> [What you should do]
Each line in the entries below that holds the string "this" is to be listed.

> [Recorded data]
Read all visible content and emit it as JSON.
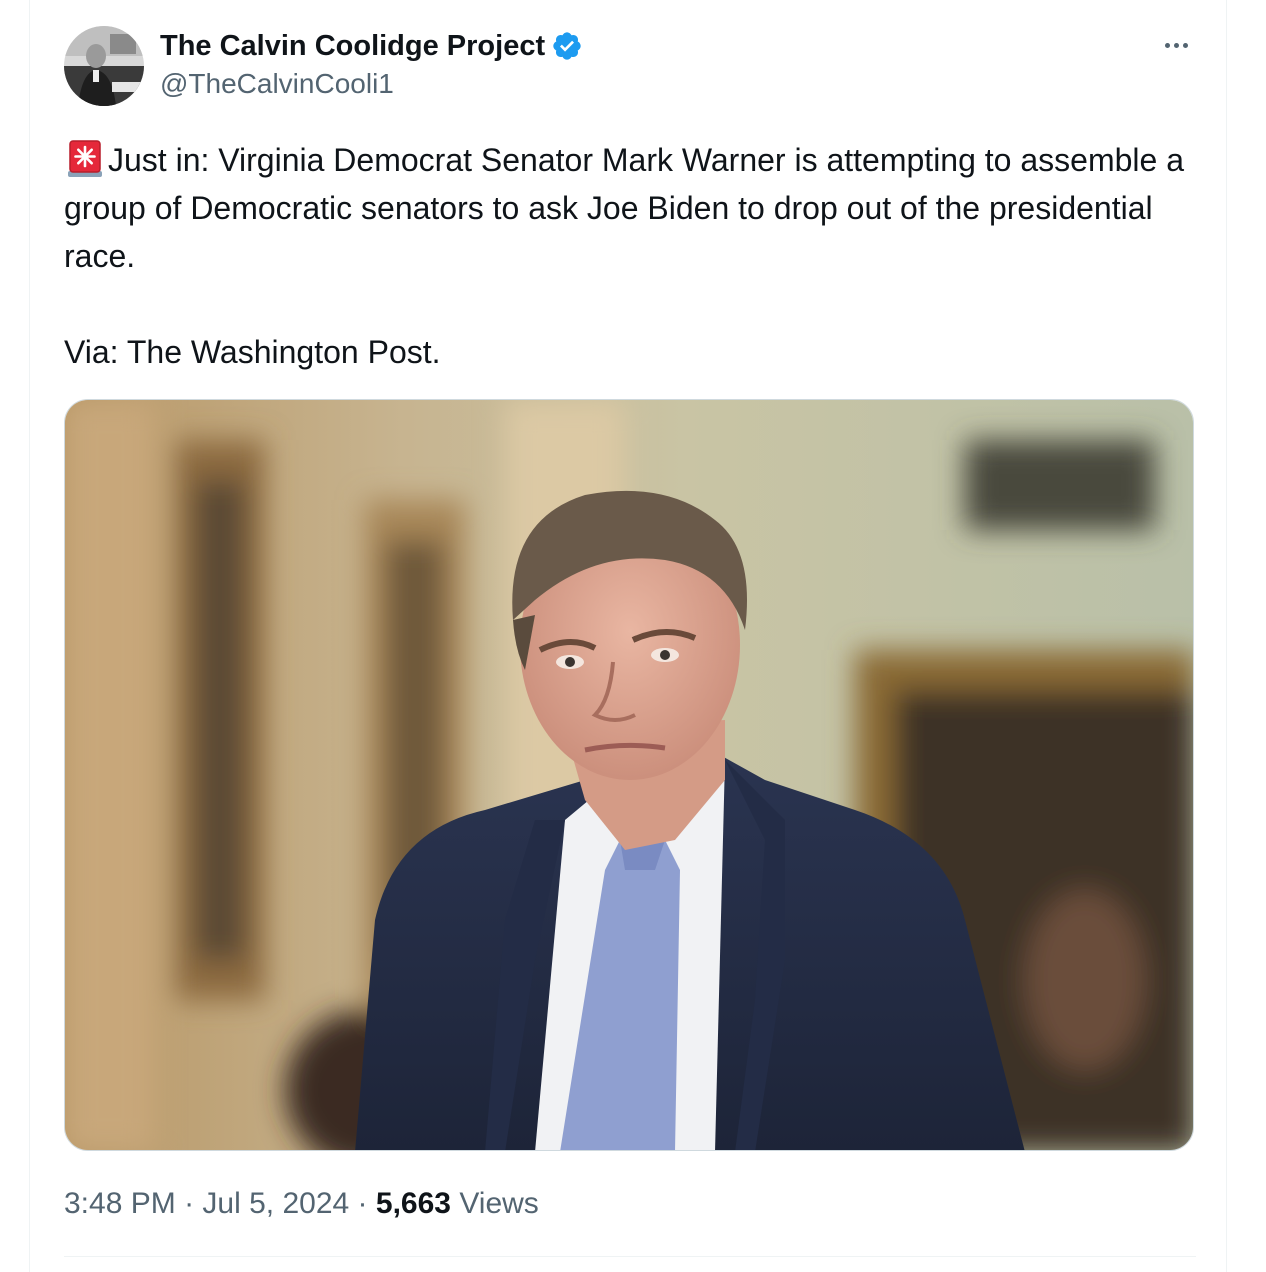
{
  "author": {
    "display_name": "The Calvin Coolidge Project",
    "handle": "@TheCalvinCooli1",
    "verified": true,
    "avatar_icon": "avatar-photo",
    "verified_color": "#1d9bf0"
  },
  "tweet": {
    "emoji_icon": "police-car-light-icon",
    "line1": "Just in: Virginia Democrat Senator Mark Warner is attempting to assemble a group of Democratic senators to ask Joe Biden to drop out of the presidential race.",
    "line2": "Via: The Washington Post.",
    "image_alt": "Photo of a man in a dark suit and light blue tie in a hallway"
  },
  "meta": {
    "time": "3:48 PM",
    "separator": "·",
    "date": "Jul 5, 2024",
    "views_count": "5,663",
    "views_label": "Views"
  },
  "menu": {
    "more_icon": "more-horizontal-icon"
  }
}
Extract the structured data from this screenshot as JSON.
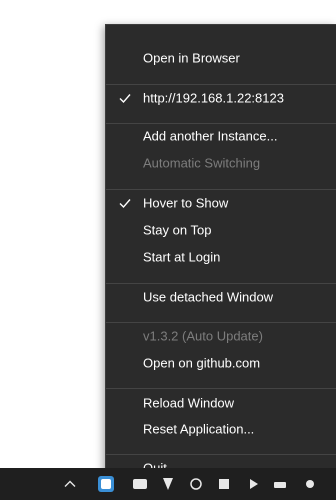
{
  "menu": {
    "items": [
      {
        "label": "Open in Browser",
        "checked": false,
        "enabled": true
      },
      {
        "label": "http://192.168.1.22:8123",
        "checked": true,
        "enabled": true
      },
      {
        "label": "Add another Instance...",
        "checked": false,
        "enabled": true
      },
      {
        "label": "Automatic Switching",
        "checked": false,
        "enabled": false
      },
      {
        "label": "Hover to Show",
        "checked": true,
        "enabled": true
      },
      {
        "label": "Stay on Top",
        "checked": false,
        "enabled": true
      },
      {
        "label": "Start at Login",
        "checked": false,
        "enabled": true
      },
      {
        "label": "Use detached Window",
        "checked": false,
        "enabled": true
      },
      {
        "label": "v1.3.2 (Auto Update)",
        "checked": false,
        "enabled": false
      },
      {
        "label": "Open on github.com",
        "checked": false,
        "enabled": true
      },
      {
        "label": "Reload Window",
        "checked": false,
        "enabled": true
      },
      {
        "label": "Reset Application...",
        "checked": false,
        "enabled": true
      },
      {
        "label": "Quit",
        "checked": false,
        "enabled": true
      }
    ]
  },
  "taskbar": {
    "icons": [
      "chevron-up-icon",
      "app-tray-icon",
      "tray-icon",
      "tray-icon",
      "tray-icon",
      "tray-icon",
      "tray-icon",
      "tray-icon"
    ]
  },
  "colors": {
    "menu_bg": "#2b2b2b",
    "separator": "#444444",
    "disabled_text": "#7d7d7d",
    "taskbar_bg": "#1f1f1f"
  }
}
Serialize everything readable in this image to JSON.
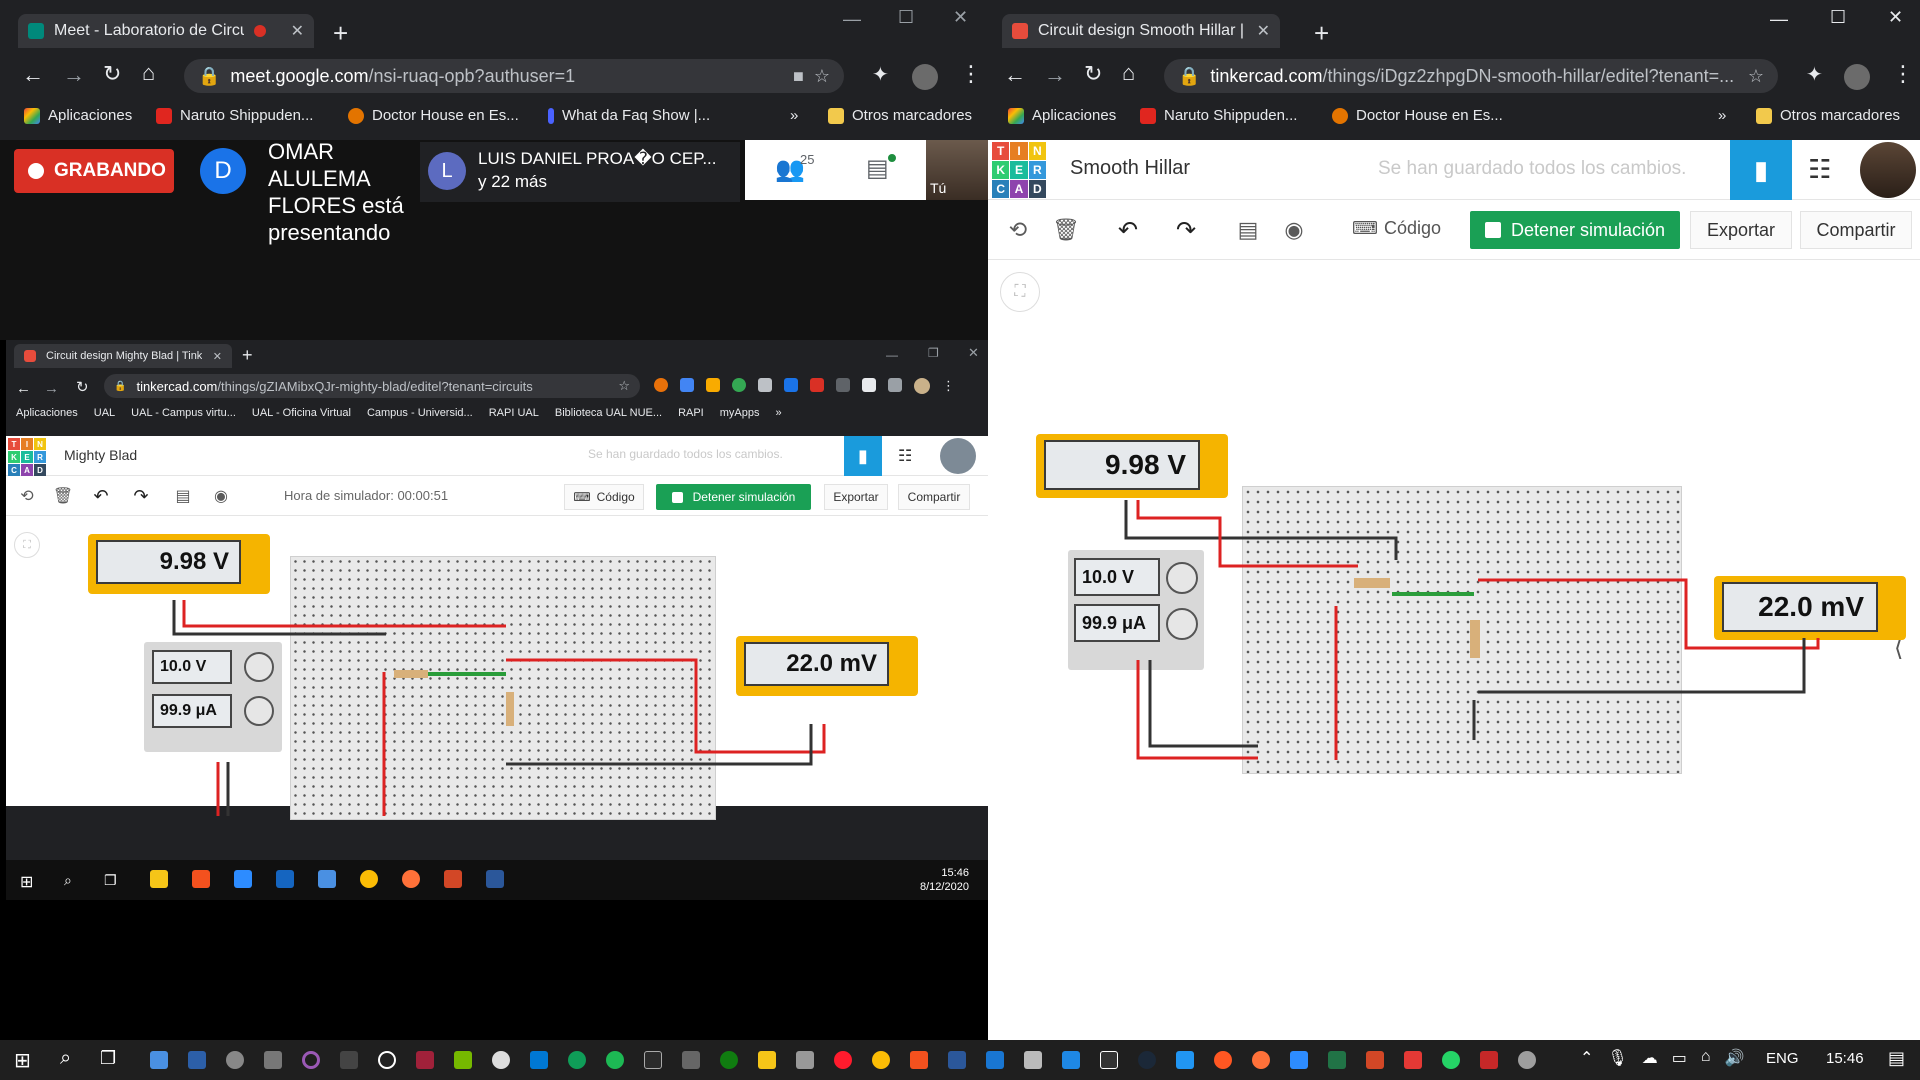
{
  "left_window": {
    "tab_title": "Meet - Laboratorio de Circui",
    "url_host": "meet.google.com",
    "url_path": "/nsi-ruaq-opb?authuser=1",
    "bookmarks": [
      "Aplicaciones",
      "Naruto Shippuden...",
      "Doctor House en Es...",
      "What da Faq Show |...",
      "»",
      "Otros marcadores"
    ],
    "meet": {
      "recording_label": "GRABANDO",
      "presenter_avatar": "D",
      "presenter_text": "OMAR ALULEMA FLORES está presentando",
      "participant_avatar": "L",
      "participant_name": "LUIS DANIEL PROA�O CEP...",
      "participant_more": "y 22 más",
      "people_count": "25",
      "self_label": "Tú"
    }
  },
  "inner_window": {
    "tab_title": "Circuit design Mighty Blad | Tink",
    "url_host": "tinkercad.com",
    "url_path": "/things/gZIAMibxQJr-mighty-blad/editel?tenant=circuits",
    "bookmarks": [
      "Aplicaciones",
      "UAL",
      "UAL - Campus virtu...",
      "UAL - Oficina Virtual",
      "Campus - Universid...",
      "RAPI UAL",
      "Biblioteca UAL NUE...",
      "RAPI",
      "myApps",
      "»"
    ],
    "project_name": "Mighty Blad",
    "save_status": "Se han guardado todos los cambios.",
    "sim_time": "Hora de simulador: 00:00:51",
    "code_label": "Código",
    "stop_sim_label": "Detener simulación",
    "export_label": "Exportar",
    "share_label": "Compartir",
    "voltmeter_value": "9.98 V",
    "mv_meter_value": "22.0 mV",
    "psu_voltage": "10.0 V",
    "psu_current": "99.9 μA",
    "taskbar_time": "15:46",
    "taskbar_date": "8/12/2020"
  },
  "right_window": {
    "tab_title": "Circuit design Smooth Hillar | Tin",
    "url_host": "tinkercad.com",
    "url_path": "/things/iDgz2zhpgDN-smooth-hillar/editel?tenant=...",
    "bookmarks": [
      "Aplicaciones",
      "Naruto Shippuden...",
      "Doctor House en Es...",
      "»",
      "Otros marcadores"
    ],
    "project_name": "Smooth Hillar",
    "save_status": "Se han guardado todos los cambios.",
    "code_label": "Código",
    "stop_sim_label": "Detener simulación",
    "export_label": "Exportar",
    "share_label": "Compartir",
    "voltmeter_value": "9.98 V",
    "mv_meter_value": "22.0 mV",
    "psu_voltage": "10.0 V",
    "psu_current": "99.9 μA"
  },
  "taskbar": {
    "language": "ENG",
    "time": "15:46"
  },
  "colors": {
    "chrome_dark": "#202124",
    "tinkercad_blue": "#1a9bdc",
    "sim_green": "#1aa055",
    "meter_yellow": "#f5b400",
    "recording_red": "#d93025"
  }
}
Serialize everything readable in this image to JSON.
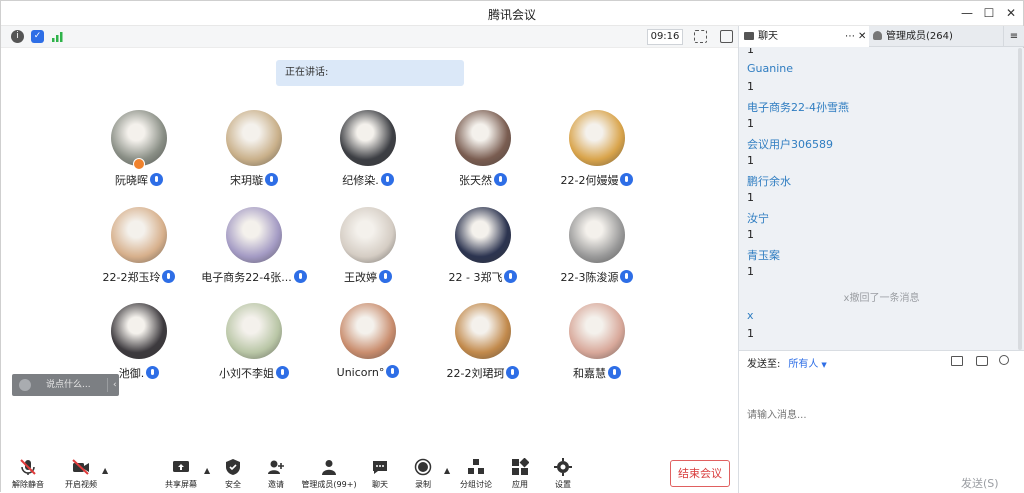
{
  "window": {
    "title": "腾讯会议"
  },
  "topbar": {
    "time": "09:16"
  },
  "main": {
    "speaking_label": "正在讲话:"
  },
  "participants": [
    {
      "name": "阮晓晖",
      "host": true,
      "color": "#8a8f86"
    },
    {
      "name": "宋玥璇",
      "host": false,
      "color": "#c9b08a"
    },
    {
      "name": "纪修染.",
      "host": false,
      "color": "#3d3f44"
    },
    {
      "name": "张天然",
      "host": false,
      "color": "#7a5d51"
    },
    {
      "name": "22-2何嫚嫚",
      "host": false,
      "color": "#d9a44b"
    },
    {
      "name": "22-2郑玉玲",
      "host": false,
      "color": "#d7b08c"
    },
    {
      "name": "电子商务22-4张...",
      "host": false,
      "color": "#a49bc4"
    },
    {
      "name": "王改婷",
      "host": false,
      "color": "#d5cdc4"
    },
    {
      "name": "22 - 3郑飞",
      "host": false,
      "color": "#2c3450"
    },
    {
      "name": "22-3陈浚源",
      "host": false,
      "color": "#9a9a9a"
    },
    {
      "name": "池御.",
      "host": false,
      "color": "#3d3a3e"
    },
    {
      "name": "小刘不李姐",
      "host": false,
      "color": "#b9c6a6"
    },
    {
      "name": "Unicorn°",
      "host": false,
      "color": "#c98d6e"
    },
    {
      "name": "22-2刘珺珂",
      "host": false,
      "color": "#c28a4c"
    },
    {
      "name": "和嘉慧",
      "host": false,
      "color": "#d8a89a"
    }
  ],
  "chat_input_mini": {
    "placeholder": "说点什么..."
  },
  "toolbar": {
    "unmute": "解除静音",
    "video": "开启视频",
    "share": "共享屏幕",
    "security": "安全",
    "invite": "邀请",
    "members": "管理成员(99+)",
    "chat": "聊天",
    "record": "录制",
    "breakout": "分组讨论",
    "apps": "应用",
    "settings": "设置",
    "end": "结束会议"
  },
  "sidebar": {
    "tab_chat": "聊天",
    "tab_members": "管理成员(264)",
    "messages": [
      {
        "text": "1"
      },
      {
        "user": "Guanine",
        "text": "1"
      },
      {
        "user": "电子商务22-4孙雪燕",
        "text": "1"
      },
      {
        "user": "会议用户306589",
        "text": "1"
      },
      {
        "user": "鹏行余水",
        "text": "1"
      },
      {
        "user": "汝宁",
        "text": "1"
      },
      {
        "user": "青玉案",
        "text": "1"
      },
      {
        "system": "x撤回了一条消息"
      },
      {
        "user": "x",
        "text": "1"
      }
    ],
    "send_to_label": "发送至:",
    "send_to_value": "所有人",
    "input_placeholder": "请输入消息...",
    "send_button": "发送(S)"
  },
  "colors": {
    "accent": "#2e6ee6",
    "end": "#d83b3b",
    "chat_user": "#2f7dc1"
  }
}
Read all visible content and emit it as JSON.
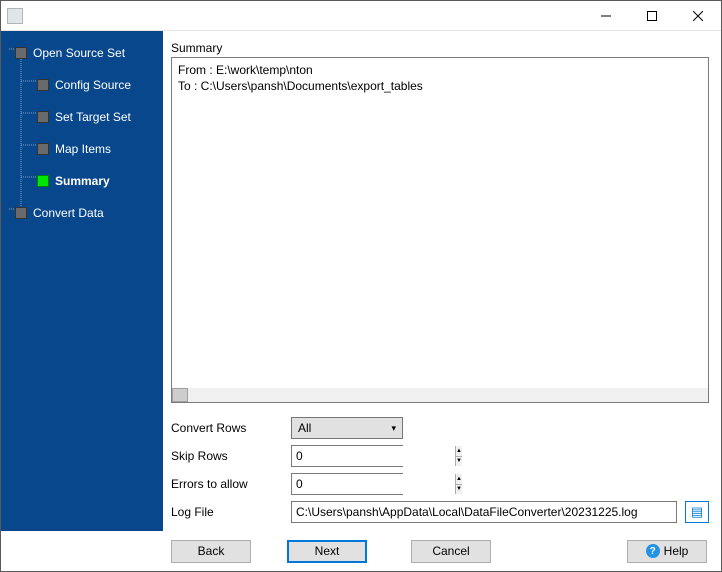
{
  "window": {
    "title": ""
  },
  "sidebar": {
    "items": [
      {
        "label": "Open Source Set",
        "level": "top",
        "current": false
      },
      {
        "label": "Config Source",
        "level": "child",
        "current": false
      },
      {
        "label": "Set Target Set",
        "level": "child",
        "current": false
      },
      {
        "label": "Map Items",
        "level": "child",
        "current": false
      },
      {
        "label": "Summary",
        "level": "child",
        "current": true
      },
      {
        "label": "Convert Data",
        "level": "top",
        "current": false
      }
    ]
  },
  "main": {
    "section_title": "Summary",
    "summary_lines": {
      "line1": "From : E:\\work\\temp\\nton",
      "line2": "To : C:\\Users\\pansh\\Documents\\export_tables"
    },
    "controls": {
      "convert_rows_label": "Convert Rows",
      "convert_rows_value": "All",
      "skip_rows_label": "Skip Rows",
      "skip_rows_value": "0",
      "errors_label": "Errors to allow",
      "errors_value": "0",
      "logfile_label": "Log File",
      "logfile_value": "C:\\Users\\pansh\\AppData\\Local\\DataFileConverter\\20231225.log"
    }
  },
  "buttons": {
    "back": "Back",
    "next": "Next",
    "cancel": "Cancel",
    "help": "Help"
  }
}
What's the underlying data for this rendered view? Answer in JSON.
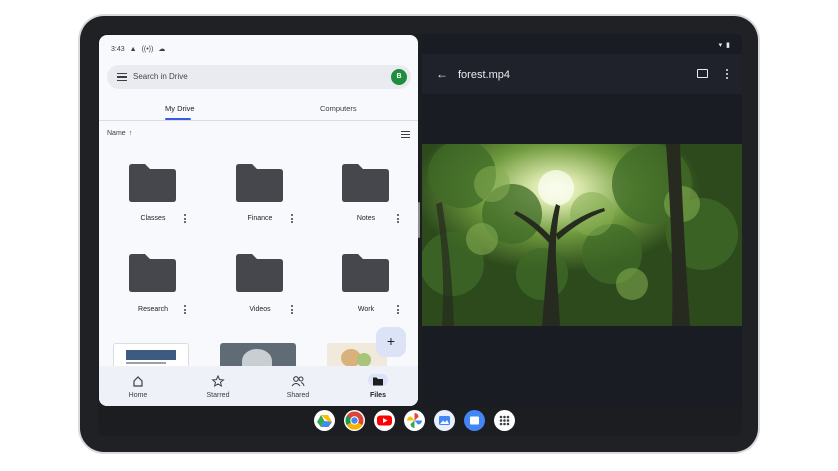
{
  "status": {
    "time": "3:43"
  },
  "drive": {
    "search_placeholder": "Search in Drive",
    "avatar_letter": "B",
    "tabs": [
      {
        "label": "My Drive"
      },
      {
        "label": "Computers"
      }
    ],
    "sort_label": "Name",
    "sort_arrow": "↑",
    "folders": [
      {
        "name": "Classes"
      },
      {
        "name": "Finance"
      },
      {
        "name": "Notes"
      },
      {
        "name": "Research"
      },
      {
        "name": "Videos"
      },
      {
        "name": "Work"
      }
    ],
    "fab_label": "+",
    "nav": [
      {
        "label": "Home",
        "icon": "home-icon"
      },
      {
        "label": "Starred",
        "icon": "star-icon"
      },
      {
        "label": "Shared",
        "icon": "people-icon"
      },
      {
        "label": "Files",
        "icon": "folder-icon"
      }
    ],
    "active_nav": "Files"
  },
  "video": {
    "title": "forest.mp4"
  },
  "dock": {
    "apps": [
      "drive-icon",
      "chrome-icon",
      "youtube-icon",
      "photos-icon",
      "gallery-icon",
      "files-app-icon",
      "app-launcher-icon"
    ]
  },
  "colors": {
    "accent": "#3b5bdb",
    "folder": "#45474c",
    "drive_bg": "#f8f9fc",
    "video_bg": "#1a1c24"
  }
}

> [Result below]
Extract the structured data from this screenshot as JSON.
Serialize everything readable in this image to JSON.
Serialize everything readable in this image to JSON.
What's the underlying data for this rendered view? Answer in JSON.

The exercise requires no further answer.